The pandemic has caused that almost all emerging and developing economies are seeing a uniform deterioration of budget balances and rising debt-to-GDP ratios. Although there are good reasons for this, there is a price to pay. Investors value fiscal discipline. Weaker fiscal positions make emerging markets more vulnerable to debt overhangs and spikes in risk premia, increasing their borrowing costs.

The fiscal costs of COVID-19

There is a silver lining though. As countries enter a new stage of the recovery, governments are now playing a more predominant role, which could mean more room for impact investment directed at increasing economic resilience and improving well-being. Triodos IM, with its experience, will continue steering support in this direction.

Fiscal support and a V-shaped recovery

For fiscal spending to be effective it needs to translate to stronger and inclusive GDP growth. Governments and central banks have chosen different paths in providing stimulus, either through financials, nonfinancial firms or households, and if there was enough room, by providing stimulus to all sectors. The type of stimulus, its timing and size are setting the pace of the recovery. Going forward, the temporary nature of the stimulus will be critical in avoiding distortions, including crowding out of the private sector and moral hazard for the firms and households receiving government support.  

For now, synchronised fiscal support has done quite a lot, but the V-shaped recovery is not for all countries. The most recent data suggest that the global recession has bottomed out in the second quarter. Investor sentiment has been improving in the first place towards advanced economies, and now also across emerging countries, particularly China, South Korea and Taiwan. However. those countries that entered the crisis in a weaker economic condition are still facing many risks, given that extraordinary financing and debt relief measures will not be enough to fill the large financing gaps that were already there prior to the pandemic.

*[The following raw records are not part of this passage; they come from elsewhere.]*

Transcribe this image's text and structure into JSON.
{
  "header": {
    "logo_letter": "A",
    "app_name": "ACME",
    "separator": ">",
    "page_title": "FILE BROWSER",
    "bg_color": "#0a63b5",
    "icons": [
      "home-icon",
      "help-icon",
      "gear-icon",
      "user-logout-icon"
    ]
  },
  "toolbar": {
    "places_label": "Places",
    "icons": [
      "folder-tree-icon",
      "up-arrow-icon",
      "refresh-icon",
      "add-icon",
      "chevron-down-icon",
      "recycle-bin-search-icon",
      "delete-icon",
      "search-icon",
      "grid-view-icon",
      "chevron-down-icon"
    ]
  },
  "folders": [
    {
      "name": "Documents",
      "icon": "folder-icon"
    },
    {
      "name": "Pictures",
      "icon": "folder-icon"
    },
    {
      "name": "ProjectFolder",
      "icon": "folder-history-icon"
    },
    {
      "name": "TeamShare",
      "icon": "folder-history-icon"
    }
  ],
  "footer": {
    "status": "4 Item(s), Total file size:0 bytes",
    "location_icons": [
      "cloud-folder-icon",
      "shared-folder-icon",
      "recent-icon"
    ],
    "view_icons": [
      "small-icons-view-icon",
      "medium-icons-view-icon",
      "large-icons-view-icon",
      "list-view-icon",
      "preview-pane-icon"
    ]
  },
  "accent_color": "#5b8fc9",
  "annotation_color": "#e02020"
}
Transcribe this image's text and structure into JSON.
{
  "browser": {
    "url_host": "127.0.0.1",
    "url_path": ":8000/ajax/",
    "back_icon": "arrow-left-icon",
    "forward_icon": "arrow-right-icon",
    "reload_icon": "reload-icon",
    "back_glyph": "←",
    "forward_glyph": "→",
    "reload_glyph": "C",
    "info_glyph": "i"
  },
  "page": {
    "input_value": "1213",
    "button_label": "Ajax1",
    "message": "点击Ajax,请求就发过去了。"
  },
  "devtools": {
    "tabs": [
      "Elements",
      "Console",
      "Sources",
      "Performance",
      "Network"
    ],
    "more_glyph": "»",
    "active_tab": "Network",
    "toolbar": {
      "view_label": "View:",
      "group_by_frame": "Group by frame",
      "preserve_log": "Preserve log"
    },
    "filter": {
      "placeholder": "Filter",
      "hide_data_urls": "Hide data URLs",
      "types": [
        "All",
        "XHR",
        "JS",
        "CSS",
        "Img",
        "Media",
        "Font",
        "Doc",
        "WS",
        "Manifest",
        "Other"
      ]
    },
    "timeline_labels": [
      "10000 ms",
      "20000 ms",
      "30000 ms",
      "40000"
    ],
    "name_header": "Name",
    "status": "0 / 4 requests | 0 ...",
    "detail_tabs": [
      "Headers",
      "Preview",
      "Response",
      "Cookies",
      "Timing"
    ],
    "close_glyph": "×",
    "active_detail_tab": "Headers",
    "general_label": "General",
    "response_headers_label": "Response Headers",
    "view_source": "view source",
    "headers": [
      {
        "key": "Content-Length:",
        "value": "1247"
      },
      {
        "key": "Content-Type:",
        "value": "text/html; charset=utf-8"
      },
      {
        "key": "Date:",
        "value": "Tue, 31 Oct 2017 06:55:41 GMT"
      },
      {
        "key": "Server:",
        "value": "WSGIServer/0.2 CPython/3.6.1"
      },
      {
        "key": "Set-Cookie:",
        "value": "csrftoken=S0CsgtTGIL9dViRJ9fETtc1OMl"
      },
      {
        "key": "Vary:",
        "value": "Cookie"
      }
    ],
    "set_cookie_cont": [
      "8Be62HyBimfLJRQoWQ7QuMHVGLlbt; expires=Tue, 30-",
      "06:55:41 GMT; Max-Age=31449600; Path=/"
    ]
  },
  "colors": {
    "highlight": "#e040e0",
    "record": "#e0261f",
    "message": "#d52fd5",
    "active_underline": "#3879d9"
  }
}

Fiscal spending and reshaping long-term growth for better

International investors and rating agencies are sensitive to emerging market fiscal fundamentals and are less tolerant to higher debt levels. This has consequences on governments’ debt risk premia and investment returns over the longer-term. Additionally, local currencies are highly sensitive to weak fundamentals. Many emerging countries despite the weaker US dollar in the recent past continue to show weak currencies, including Brazil, Russia, South Africa, and India.

This underscores the need for fiscal spending to be appropriately paced, growth-targeted and inclusive. Investing in health remains a priority. As governments prepare their budgets for 2021, fiscal expenditures to improve access to the vaccine worldwide are a first order priority. Global cooperation in fighting the pandemic has been weak so far. However, there is a sense of urgency for governments to work together and guarantee a more equitable access to the vaccine. At the same time,governments in cooperation with the private sector will do well in enforcing some positive trends that have accelerated since the crisis. Investing for the future to slowly reduce the dependence in low-carbon technologies for many oil-exporting countries, in education and digital systems are some examples. 

There is no doubt that the economic impact of the COVID-19 pandemic will become more visible in the coming months when measures are withdrawn, but it will also make clearer how governments and investors are contributing to building a more sustainable future.